# [Assigned task]
All lines in the data below carrying the string "text" are to be located and copied.
Start of Data
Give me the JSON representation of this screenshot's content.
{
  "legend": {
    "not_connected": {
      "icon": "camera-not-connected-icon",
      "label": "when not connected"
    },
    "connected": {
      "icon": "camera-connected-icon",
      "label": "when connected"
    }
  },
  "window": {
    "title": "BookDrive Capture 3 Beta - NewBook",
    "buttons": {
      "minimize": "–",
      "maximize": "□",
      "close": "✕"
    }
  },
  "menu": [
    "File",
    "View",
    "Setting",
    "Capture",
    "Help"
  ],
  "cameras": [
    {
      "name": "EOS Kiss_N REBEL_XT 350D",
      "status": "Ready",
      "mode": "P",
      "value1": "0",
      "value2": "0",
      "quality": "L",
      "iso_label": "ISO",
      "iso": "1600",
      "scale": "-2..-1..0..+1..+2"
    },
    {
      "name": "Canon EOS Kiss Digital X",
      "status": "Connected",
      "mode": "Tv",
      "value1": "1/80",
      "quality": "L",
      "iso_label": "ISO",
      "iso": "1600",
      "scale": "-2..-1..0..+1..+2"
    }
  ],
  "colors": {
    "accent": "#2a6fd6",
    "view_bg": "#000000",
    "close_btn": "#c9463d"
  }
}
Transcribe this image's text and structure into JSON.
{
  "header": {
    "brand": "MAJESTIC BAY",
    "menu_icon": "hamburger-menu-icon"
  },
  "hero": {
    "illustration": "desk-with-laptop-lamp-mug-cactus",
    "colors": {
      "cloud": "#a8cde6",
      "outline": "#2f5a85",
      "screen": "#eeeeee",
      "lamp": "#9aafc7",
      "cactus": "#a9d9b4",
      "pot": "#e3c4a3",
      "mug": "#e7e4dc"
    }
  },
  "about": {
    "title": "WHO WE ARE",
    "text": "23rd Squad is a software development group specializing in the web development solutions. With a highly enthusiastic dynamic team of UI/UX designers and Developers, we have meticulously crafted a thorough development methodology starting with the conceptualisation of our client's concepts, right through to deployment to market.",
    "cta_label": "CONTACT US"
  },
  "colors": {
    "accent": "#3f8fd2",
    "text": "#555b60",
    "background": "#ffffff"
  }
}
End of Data
# [Task answer]
Transcribe this image's text and structure into JSON.
    "text": "23rd Squad is a software development group specializing in the web development solutions. With a highly enthusiastic dynamic team of UI/UX designers and Developers, we have meticulously crafted a thorough development methodology starting with the conceptualisation of our client's concepts, right through to deployment to market.",
    "text": "#555b60",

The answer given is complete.